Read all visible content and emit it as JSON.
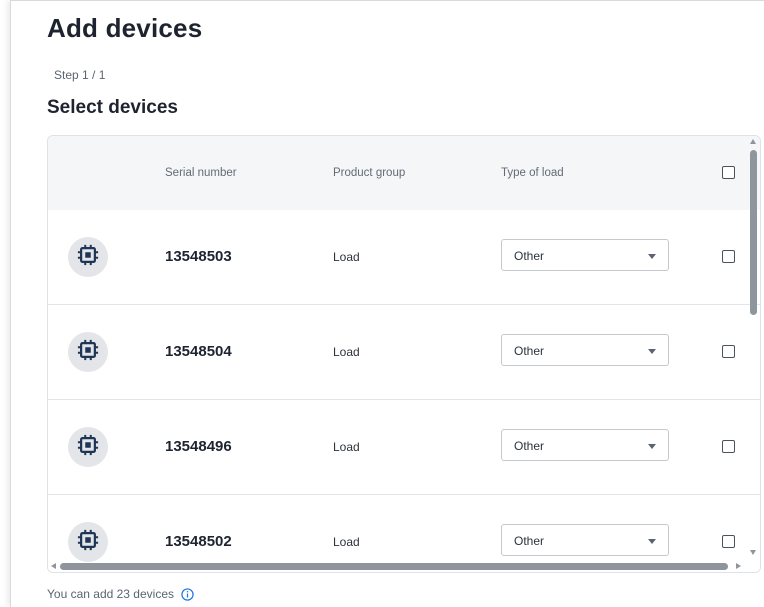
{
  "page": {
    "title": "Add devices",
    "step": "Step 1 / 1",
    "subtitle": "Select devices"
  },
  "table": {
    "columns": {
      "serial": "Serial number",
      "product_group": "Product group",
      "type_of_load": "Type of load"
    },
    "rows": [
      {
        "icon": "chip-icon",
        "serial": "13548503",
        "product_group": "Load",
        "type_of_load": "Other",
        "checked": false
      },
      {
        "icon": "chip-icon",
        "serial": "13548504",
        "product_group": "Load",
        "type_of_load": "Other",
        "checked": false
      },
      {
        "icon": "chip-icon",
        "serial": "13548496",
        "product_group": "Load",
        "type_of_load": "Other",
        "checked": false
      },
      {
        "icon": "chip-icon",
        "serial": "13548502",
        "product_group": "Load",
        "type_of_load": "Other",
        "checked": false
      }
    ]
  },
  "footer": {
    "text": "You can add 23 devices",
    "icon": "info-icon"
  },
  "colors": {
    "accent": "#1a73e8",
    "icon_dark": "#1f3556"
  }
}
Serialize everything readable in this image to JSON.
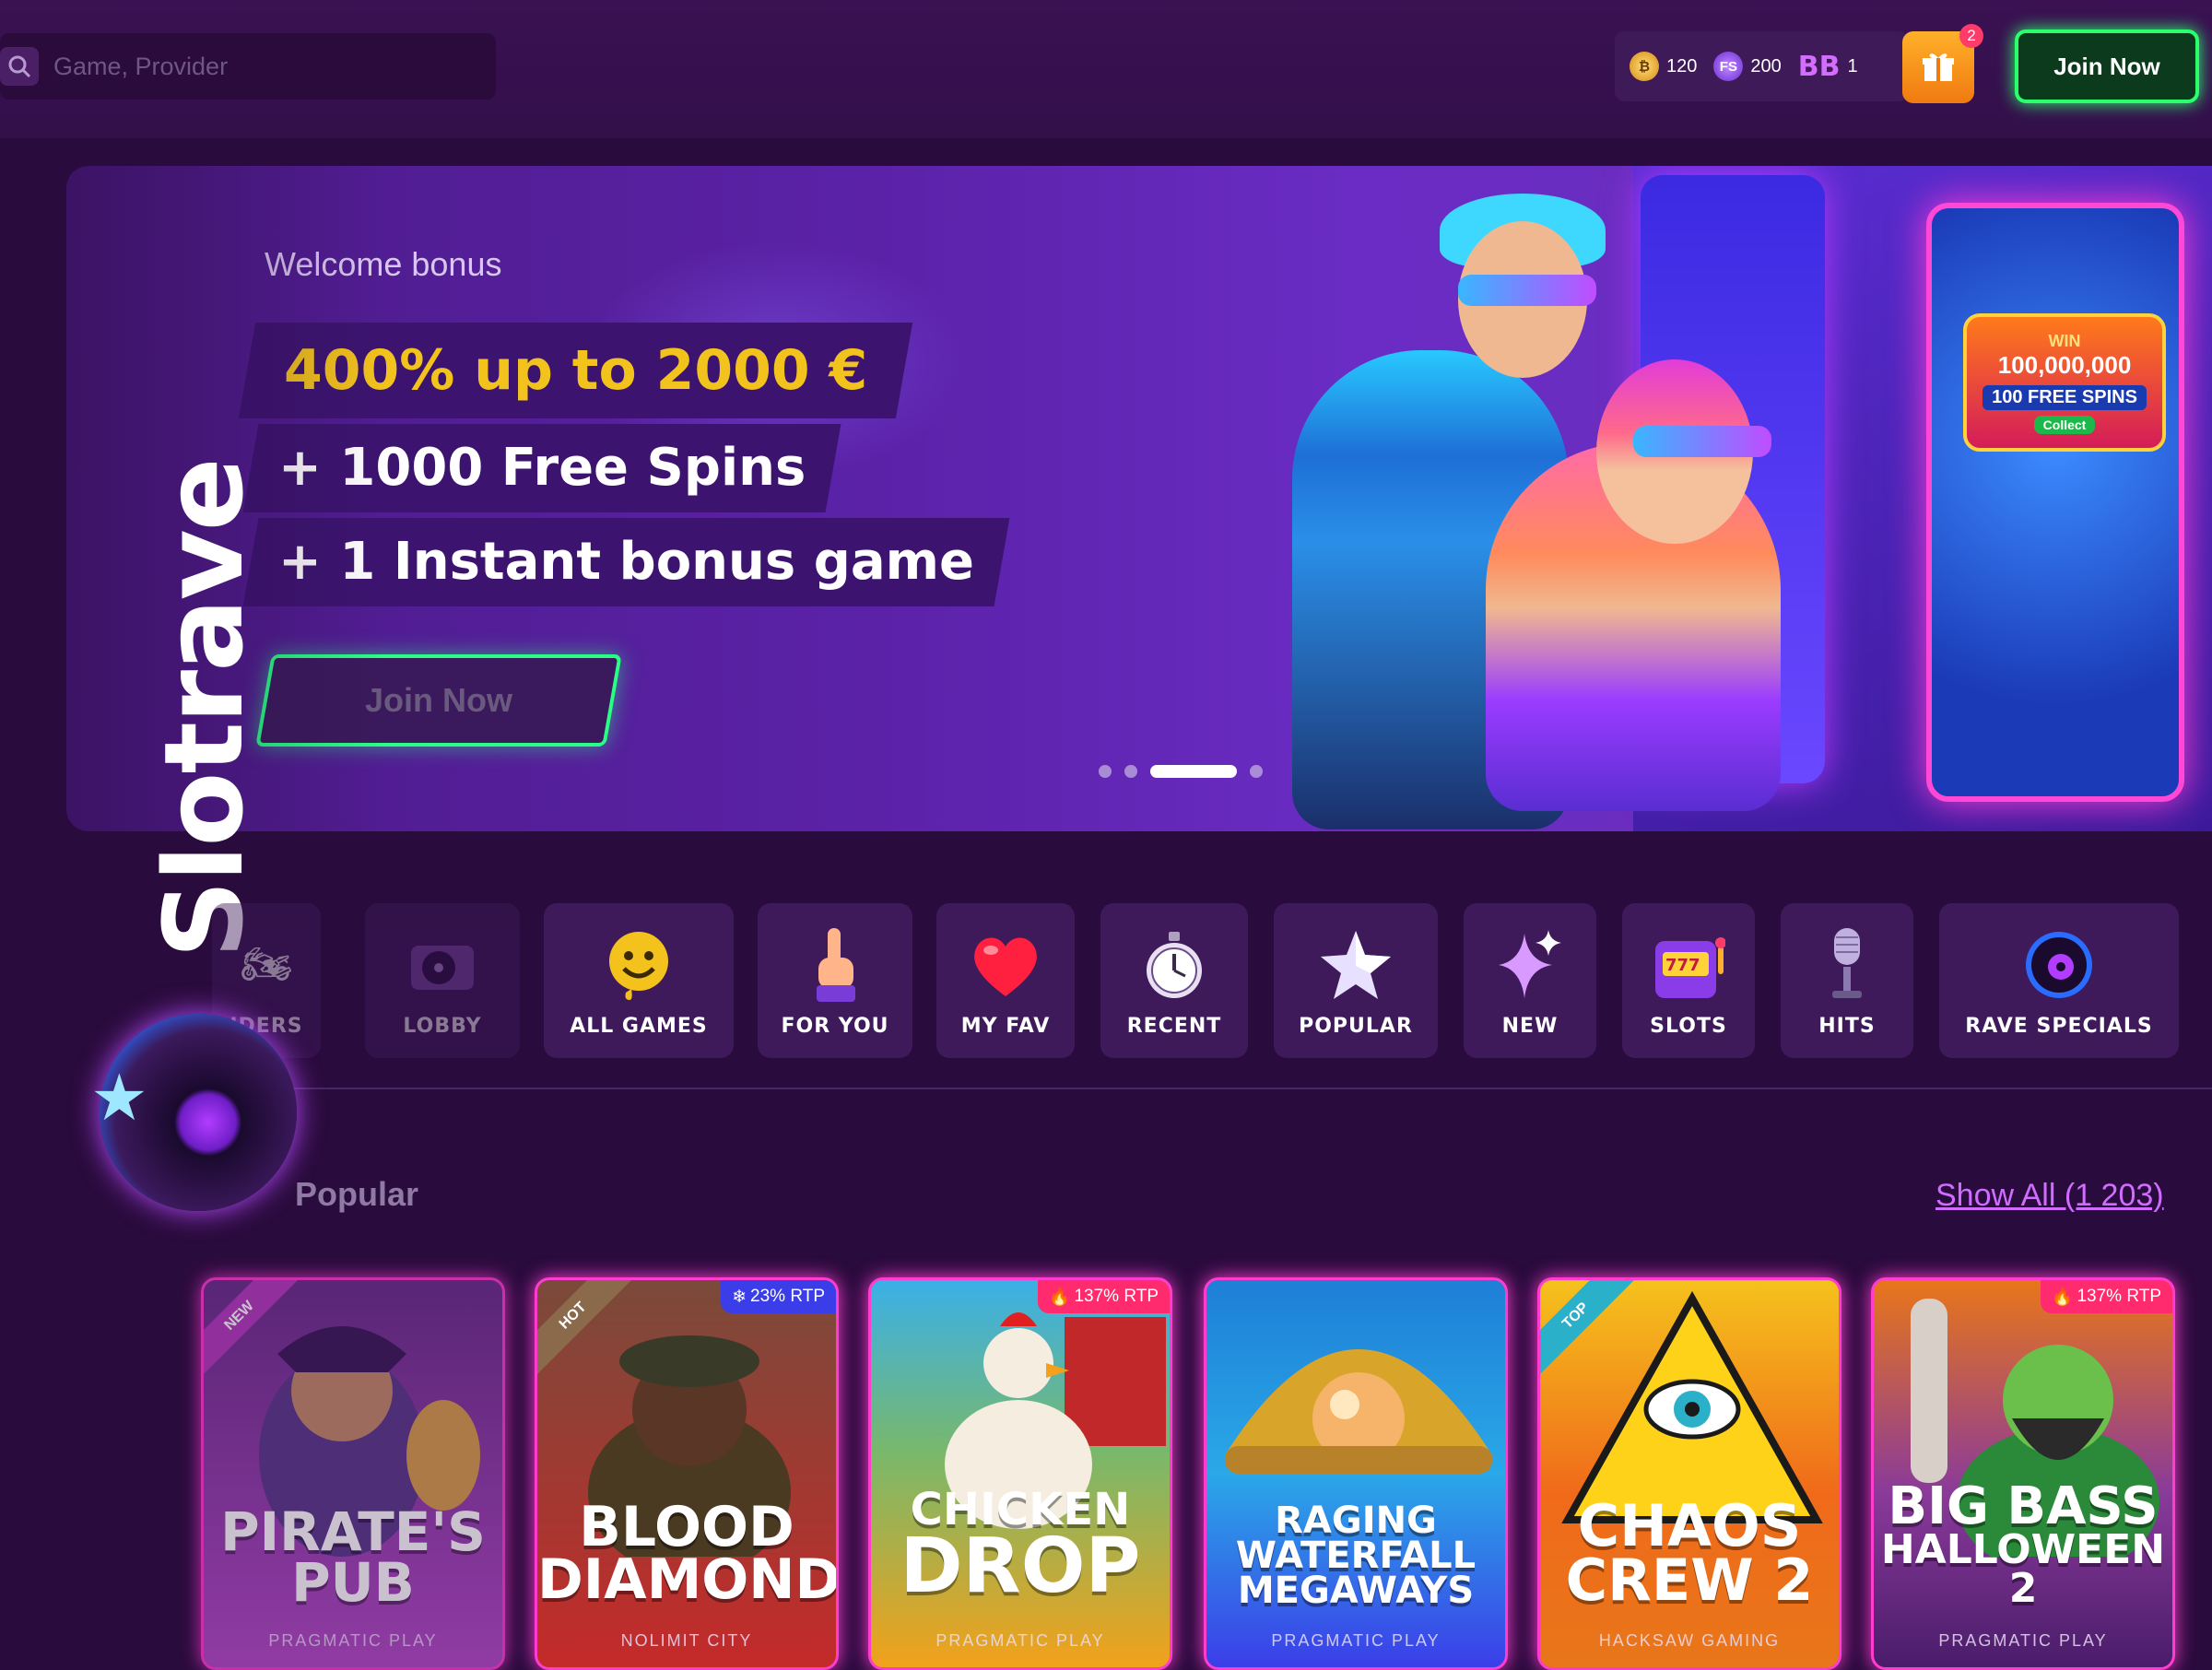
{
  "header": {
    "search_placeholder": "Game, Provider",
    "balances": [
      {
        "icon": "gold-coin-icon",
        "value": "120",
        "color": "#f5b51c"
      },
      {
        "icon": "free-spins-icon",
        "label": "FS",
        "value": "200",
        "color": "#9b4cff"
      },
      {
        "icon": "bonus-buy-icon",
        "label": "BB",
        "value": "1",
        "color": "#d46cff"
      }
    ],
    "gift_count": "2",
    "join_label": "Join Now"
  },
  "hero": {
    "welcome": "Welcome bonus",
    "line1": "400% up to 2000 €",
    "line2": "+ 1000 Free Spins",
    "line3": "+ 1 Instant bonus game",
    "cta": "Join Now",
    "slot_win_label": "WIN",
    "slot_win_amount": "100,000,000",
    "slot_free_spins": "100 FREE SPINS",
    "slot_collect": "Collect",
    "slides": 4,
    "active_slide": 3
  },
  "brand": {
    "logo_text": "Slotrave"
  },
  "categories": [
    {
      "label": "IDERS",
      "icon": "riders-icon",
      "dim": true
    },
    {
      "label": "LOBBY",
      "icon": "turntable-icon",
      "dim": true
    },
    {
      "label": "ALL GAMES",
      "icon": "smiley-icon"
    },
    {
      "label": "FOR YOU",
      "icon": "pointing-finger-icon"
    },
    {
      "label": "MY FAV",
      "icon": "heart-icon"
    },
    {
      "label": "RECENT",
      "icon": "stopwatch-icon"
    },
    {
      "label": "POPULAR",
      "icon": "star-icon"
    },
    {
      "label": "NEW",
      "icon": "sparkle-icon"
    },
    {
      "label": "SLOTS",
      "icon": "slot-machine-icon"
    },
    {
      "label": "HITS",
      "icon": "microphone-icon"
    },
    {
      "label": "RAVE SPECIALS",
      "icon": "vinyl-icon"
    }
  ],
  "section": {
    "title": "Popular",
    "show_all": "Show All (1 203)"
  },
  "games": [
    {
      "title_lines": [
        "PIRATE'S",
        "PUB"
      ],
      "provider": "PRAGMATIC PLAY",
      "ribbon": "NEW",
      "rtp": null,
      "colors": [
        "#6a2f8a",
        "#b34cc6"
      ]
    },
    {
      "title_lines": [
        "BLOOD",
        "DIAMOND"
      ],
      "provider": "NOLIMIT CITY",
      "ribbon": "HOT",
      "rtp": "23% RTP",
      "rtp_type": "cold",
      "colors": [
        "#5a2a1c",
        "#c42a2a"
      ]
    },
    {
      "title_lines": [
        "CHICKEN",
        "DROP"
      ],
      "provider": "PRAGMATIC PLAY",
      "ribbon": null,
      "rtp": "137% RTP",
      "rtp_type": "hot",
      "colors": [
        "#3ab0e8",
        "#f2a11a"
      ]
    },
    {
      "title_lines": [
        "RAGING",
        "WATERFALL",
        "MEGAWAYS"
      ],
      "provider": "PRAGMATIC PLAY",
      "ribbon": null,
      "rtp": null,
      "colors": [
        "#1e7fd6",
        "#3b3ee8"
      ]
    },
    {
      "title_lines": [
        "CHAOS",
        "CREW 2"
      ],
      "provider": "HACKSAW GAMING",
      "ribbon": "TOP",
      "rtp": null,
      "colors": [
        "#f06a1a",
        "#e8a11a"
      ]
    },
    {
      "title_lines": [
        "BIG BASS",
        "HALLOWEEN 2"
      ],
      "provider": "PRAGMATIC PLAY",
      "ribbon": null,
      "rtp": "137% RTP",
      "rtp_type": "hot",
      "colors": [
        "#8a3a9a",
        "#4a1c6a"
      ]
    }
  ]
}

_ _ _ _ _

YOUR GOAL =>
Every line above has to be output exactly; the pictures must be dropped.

OUTPUT FOR THIS TASK =>
Read all visible content and emit it as JSON.
{
  "page": {
    "title": "Add devices",
    "step": "Step 1 / 1",
    "subtitle": "Select devices"
  },
  "table": {
    "columns": {
      "serial": "Serial number",
      "product_group": "Product group",
      "type_of_load": "Type of load"
    },
    "rows": [
      {
        "icon": "chip-icon",
        "serial": "13548503",
        "product_group": "Load",
        "type_of_load": "Other",
        "checked": false
      },
      {
        "icon": "chip-icon",
        "serial": "13548504",
        "product_group": "Load",
        "type_of_load": "Other",
        "checked": false
      },
      {
        "icon": "chip-icon",
        "serial": "13548496",
        "product_group": "Load",
        "type_of_load": "Other",
        "checked": false
      },
      {
        "icon": "chip-icon",
        "serial": "13548502",
        "product_group": "Load",
        "type_of_load": "Other",
        "checked": false
      }
    ]
  },
  "footer": {
    "text": "You can add 23 devices",
    "icon": "info-icon"
  },
  "colors": {
    "accent": "#1a73e8",
    "icon_dark": "#1f3556"
  }
}
Serialize everything readable in this image to JSON.
{
  "header": {
    "search_placeholder": "Game, Provider",
    "balances": [
      {
        "icon": "gold-coin-icon",
        "value": "120",
        "color": "#f5b51c"
      },
      {
        "icon": "free-spins-icon",
        "label": "FS",
        "value": "200",
        "color": "#9b4cff"
      },
      {
        "icon": "bonus-buy-icon",
        "label": "BB",
        "value": "1",
        "color": "#d46cff"
      }
    ],
    "gift_count": "2",
    "join_label": "Join Now"
  },
  "hero": {
    "welcome": "Welcome bonus",
    "line1": "400% up to 2000 €",
    "line2": "+ 1000 Free Spins",
    "line3": "+ 1 Instant bonus game",
    "cta": "Join Now",
    "slot_win_label": "WIN",
    "slot_win_amount": "100,000,000",
    "slot_free_spins": "100 FREE SPINS",
    "slot_collect": "Collect",
    "slides": 4,
    "active_slide": 3
  },
  "brand": {
    "logo_text": "Slotrave"
  },
  "categories": [
    {
      "label": "IDERS",
      "icon": "riders-icon",
      "dim": true
    },
    {
      "label": "LOBBY",
      "icon": "turntable-icon",
      "dim": true
    },
    {
      "label": "ALL GAMES",
      "icon": "smiley-icon"
    },
    {
      "label": "FOR YOU",
      "icon": "pointing-finger-icon"
    },
    {
      "label": "MY FAV",
      "icon": "heart-icon"
    },
    {
      "label": "RECENT",
      "icon": "stopwatch-icon"
    },
    {
      "label": "POPULAR",
      "icon": "star-icon"
    },
    {
      "label": "NEW",
      "icon": "sparkle-icon"
    },
    {
      "label": "SLOTS",
      "icon": "slot-machine-icon"
    },
    {
      "label": "HITS",
      "icon": "microphone-icon"
    },
    {
      "label": "RAVE SPECIALS",
      "icon": "vinyl-icon"
    }
  ],
  "section": {
    "title": "Popular",
    "show_all": "Show All (1 203)"
  },
  "games": [
    {
      "title_lines": [
        "PIRATE'S",
        "PUB"
      ],
      "provider": "PRAGMATIC PLAY",
      "ribbon": "NEW",
      "rtp": null,
      "colors": [
        "#6a2f8a",
        "#b34cc6"
      ]
    },
    {
      "title_lines": [
        "BLOOD",
        "DIAMOND"
      ],
      "provider": "NOLIMIT CITY",
      "ribbon": "HOT",
      "rtp": "23% RTP",
      "rtp_type": "cold",
      "colors": [
        "#5a2a1c",
        "#c42a2a"
      ]
    },
    {
      "title_lines": [
        "CHICKEN",
        "DROP"
      ],
      "provider": "PRAGMATIC PLAY",
      "ribbon": null,
      "rtp": "137% RTP",
      "rtp_type": "hot",
      "colors": [
        "#3ab0e8",
        "#f2a11a"
      ]
    },
    {
      "title_lines": [
        "RAGING",
        "WATERFALL",
        "MEGAWAYS"
      ],
      "provider": "PRAGMATIC PLAY",
      "ribbon": null,
      "rtp": null,
      "colors": [
        "#1e7fd6",
        "#3b3ee8"
      ]
    },
    {
      "title_lines": [
        "CHAOS",
        "CREW 2"
      ],
      "provider": "HACKSAW GAMING",
      "ribbon": "TOP",
      "rtp": null,
      "colors": [
        "#f06a1a",
        "#e8a11a"
      ]
    },
    {
      "title_lines": [
        "BIG BASS",
        "HALLOWEEN 2"
      ],
      "provider": "PRAGMATIC PLAY",
      "ribbon": null,
      "rtp": "137% RTP",
      "rtp_type": "hot",
      "colors": [
        "#8a3a9a",
        "#4a1c6a"
      ]
    }
  ]
}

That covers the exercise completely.